Harking back to my column written last month, I am here to pledge my allegiance to Derek Jeter. Given the fact that the Yankees are officially out of the hunt for October (or now, November?), it is time to make some moves. One such move that the Yankees should not make is unloading the Jeter. And yes, he is THE Jeter, mainly because of all he has done for the most storied franchise in MLB history.

“Derek is a lot like Cal [Ripken] because he represents all that our society aspires to be and what our game aspires to be. He takes his job seriously. He goes to work everyday and he does it with pride for his franchise and for his city.” This quote is from Brian Cashman, general manager of the Yankees, who has Jeter’s destiny in the palms of his 2010 World Series ring-less hands. Jeter has always represented everything that a “Yankee” should. In the truest sense of the word, a “yankee” is a slang term for an American. Amongst other traits, being an American involves being proud, determined, optimistic, resilient, classy and powerful. Throughout his years, Derek has been all of the above, and more.

Mr. November, Mr. October, Captain Clutch, DJ — call him what you want, but he will always be the constant professional, a sort of golden pillar others try to measure up to. You cannot blame my love for the man; everyone else feels the same. There exists countless quotes from fans of all types, including Michael Jordan, Daryl Strawberry and Mr. October himself, Reggie Jackson, singing his praises. His work ethic is unparalleled. Jeter has been working overtime since he was a kid in Kalamazoo, Michigan, where he was named High School Player of the Year while owning a .600 batting average, to his home in the Bronx, where he is looking to ring in another year in pinstripes.

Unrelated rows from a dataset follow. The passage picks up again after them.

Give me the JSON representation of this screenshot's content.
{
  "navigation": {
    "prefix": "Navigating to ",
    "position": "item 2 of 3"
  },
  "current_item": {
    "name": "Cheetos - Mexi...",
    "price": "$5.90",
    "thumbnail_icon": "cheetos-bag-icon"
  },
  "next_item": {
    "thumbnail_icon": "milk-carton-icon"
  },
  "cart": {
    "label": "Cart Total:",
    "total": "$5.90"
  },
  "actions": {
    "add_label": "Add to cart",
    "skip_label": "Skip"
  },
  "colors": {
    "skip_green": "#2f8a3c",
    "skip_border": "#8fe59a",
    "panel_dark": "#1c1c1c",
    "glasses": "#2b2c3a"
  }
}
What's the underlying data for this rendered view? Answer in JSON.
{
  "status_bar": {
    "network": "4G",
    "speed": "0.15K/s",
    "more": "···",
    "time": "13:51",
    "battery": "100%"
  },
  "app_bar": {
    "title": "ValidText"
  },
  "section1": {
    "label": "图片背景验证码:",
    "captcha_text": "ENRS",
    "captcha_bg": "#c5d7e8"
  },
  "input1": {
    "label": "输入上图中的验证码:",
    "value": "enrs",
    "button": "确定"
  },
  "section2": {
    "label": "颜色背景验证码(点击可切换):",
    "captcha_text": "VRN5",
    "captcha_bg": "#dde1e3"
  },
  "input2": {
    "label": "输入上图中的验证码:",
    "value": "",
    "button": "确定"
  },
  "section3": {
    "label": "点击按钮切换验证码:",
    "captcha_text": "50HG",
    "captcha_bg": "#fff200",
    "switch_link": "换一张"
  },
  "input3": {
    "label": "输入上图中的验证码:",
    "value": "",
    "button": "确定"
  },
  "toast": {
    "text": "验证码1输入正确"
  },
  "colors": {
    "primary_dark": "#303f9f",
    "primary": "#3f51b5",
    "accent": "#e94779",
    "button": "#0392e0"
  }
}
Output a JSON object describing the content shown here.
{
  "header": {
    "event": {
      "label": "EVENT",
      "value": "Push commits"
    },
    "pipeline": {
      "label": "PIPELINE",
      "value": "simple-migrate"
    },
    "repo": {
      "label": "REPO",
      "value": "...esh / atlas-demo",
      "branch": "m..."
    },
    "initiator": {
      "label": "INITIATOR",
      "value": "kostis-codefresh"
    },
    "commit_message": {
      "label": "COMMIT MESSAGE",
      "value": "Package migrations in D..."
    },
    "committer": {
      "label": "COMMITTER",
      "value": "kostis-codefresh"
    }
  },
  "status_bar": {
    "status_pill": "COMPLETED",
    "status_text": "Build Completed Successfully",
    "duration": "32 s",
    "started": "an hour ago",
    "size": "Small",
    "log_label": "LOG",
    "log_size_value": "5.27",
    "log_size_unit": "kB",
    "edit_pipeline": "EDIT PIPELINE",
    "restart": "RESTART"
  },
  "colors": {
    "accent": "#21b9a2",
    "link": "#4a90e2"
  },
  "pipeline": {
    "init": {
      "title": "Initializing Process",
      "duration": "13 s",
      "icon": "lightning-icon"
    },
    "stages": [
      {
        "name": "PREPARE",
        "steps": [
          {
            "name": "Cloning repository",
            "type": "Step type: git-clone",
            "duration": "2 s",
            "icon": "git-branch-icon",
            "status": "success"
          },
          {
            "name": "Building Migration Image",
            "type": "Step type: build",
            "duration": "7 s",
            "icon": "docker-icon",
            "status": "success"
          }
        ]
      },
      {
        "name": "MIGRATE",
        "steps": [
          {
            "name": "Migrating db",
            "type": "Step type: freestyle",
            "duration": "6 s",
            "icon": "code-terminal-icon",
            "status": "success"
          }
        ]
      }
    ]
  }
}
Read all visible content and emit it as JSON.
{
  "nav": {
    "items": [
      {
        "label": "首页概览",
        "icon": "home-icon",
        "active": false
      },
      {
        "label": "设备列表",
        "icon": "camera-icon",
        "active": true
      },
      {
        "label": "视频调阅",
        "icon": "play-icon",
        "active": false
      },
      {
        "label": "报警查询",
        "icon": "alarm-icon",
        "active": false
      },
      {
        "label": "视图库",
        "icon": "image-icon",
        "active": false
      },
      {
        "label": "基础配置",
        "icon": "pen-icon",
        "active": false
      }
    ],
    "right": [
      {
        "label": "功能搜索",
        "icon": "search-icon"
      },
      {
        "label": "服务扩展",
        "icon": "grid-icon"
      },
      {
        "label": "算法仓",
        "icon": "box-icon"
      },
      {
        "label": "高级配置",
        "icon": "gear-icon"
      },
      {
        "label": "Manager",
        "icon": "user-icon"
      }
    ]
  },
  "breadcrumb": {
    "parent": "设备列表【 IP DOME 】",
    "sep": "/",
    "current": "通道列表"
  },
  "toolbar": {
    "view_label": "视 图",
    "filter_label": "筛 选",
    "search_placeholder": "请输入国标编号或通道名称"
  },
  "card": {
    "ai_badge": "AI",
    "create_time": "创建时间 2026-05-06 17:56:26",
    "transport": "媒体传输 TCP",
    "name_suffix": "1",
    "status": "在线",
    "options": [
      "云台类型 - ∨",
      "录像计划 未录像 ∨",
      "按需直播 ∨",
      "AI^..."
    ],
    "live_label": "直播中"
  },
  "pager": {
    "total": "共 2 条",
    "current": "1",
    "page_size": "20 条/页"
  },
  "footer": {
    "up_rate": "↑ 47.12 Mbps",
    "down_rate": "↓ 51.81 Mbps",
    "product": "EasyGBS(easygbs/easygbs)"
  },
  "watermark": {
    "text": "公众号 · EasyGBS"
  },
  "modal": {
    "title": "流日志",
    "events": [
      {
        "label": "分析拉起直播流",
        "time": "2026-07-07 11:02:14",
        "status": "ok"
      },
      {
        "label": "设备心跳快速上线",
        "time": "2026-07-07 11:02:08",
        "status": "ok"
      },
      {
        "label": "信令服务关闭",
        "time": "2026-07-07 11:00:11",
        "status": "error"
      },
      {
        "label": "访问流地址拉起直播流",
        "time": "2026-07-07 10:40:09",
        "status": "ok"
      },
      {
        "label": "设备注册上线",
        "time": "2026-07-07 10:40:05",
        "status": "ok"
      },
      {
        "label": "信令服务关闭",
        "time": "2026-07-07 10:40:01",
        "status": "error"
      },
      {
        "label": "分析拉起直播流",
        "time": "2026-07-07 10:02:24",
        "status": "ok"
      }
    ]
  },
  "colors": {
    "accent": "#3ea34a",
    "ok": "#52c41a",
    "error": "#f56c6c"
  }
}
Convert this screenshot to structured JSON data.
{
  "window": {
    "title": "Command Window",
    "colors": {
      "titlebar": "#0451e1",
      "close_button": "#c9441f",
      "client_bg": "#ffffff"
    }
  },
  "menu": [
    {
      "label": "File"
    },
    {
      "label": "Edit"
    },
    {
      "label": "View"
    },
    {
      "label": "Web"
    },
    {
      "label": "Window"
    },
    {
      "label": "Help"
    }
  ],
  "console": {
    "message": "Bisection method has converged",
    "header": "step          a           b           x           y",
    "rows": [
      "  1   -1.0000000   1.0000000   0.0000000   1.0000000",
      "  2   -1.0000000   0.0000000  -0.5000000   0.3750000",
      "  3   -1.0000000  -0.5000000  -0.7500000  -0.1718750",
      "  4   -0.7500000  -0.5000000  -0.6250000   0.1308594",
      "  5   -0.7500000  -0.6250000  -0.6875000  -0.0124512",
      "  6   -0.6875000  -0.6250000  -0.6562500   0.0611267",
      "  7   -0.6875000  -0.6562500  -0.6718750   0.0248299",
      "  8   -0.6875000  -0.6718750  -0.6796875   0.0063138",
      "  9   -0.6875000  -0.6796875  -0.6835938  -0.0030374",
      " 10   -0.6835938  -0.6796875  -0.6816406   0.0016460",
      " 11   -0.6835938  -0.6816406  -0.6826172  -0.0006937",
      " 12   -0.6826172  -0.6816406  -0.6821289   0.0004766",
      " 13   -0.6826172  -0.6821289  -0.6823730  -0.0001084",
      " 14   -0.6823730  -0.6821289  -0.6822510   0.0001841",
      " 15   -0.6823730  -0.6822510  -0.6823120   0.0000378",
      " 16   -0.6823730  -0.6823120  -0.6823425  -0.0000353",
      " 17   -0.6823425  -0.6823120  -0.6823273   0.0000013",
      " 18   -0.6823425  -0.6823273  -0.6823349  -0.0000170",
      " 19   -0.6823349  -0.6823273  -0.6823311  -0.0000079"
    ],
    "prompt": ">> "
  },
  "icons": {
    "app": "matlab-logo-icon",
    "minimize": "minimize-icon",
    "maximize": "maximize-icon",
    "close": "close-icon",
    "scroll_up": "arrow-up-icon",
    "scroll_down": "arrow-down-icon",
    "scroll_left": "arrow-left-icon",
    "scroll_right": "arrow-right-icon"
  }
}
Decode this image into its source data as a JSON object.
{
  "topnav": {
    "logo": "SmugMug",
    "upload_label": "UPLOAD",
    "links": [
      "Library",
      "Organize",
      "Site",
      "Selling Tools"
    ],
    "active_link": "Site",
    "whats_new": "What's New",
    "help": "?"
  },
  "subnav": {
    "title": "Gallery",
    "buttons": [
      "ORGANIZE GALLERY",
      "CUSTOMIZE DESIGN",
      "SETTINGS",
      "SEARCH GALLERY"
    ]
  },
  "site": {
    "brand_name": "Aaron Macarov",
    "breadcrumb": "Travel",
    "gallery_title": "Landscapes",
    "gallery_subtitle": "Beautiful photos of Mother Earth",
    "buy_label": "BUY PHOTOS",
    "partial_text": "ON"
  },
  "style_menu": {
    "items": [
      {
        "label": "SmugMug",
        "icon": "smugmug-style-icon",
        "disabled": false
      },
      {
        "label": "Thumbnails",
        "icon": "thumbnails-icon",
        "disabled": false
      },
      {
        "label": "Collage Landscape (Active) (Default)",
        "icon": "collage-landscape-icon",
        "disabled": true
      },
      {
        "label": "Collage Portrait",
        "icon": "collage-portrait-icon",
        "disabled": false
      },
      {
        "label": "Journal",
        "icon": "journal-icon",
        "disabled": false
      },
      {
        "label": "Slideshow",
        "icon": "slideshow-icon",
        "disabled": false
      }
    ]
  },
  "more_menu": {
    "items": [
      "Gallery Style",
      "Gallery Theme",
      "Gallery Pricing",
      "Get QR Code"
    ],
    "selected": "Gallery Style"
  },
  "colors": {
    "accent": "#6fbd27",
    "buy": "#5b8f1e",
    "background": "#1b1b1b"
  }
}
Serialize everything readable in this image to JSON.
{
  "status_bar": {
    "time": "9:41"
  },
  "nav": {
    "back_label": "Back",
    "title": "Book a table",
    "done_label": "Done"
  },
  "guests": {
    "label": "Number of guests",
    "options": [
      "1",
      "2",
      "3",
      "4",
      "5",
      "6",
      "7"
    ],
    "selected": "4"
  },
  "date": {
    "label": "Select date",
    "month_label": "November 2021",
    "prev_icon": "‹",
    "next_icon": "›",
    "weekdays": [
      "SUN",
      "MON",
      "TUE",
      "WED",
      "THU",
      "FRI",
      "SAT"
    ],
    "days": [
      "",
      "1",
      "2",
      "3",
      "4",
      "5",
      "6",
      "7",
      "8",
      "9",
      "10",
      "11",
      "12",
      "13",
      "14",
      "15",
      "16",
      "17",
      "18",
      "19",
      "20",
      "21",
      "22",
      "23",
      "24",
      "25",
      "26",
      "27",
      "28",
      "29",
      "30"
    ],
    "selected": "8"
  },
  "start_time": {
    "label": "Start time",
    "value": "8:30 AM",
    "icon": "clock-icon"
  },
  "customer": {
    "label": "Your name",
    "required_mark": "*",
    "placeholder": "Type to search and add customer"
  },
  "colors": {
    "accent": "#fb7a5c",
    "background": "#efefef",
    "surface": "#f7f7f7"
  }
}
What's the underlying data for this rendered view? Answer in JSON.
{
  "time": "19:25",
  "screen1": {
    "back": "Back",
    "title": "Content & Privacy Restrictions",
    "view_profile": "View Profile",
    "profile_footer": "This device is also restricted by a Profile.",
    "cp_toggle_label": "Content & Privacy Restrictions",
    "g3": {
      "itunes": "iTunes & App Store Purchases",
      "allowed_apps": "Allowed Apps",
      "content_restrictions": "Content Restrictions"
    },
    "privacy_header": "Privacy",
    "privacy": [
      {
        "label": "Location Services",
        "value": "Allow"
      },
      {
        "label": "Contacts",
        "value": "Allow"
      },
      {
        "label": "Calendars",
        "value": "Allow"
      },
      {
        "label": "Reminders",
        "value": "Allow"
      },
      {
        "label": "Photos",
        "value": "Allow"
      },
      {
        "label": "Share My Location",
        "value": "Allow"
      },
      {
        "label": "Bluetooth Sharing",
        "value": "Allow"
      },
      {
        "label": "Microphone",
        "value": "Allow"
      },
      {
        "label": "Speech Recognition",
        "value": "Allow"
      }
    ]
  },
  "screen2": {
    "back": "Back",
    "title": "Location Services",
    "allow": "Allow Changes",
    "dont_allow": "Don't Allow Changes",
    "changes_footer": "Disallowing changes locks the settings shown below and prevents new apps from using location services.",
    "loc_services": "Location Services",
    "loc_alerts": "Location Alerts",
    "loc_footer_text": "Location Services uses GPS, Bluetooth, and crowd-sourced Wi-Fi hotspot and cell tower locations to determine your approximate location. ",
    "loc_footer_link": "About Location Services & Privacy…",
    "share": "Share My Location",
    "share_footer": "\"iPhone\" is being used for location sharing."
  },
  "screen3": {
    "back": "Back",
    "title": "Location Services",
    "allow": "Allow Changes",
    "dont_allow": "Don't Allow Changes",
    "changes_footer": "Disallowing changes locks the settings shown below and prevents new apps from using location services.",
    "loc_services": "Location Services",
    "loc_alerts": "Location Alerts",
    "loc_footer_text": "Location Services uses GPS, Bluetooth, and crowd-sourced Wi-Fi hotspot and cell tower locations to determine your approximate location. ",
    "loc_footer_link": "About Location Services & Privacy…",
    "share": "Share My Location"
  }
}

As I touched on in my earlier column, Jeter’s skills are fading. In fact, this past year has been his worst in almost all facets of the game — batting average, slugging percentage, on-base percentage and even fielding. You know what I say? Big deal, it happens to everyone. ESPN’s Major League Baseball resident expert, Tim Kurkjian, has reported that Jeter has been reaching out to various hitting and fielding coaches to help him change up his game, utilizing the strengths he has left, and hiding the weaknesses. This is what all the greats have had to do, for example, with Jordan turning into a post-up player instead of a one-on-one face-up master.

The thing is Derek doesn’t need to pull in the huge bucks in regards to his salary. He is the only player in baseball who pulls in $9 million on the reg with his endorsements with Gatorade, Nike, Ford Motors and Gillette. He doesn’t exactly need the $22 million annually he is receiving from the Steinbrenners. What Derek Jeter needs, and what the rest of America wants, is for him to keep wearing those pinstripes. It goes best with his sparkling white teeth.

Daily Nexus MLB columnist Julia Speace is a little biased because she likes her men tall, dark and handsome.